My column at Role/Reboot this week features an interview with the founder of masculinity studies, the wonderful activist and scholar Michael Kimmel – and with his 13 year-old son Zachary, who has just started blogging about gender justice. As a father of two with a four-month old son, I wanted to do what I’ve done many times in the past; turn to Michael for some wisdom.
When Zach was born, Michael had the same experience I’ve had with the birth of each of my children. Friends and family, knowing our views and what we do for a living, repeatedly told us both that “now you’ll see that biology really is destiny.” Kimmel noted that people tend to presume expertise resting solely on their own experience, issuing sweeping generalizations about gender roles “based on a sample size of one or two.”
Though the Kimmels never foisted feminist activism onto their son, since hitting his teens, Zach has increasingly embraced gender justice as part of his calling. Though he admitted that a lot of his eighth-grade peers don’t really understand feminism, Zach said they do mostly understand the problems of sexualization and perfectionism he wrote about in his Spark Summit piece. Michael pointed out that Zach also lives out his feminism in a less obvious way. Since he first started school, he’s had friends of both sexes. Even now, well into puberty, Zach maintains close friendships with girls as well as boys. “It’s difficult to dehumanize or objectify someone you know and like,” Michael argues, a point with which his son vigorously agrees. By consciously pushing back against the socialized mystification of the opposite sex, Zach is bridging the artificial but rigid gender divide. “It’s a lot easier for me to be friends with girls than it is for most of my friends,” the younger Kimmel says, lamenting the unnecessary “drama” and “misunderstanding” that characterizes too many cross-sex friendships in his middle school.
When I asked about how things had changed for teen guys since Michael was his son’s age, the elder Kimmel brought up his son’s yearbook.
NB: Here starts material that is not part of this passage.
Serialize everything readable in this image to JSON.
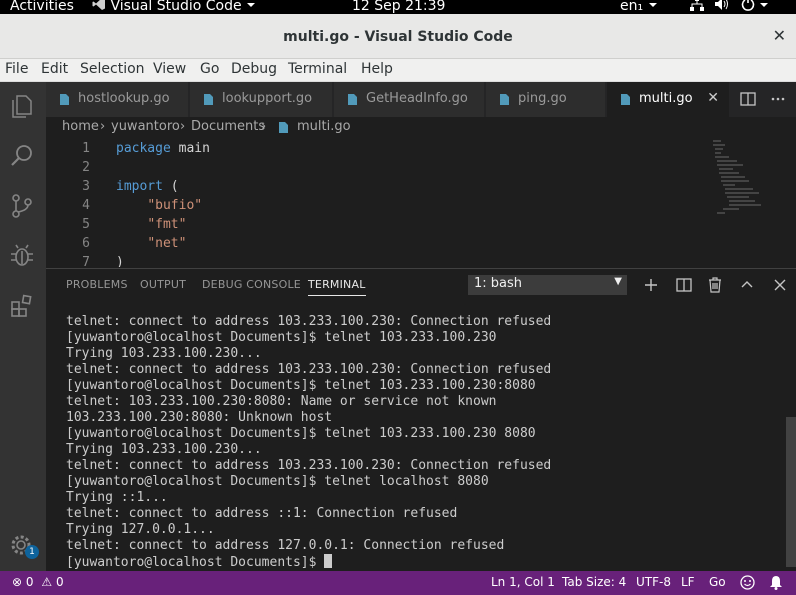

In addition to several good female friends, Zach also has several wonderful male buddies. Last spring, one of the best of these signed Zach’s yearbook with an entirely un-ironic “I love you.” Michael and I laughed ruefully about how dangerous it would have been for any boy to have written that in another guy’s yearbook when we were 13; Zach averred that these displays of masculine devotion are “normal and accepted” in his school. As his father put it (echoing the recent excellent work of C.J. Pascoe), male homophobia has “disappeared so fast, it’s like it’s fallen off a cliff” within just the past decade.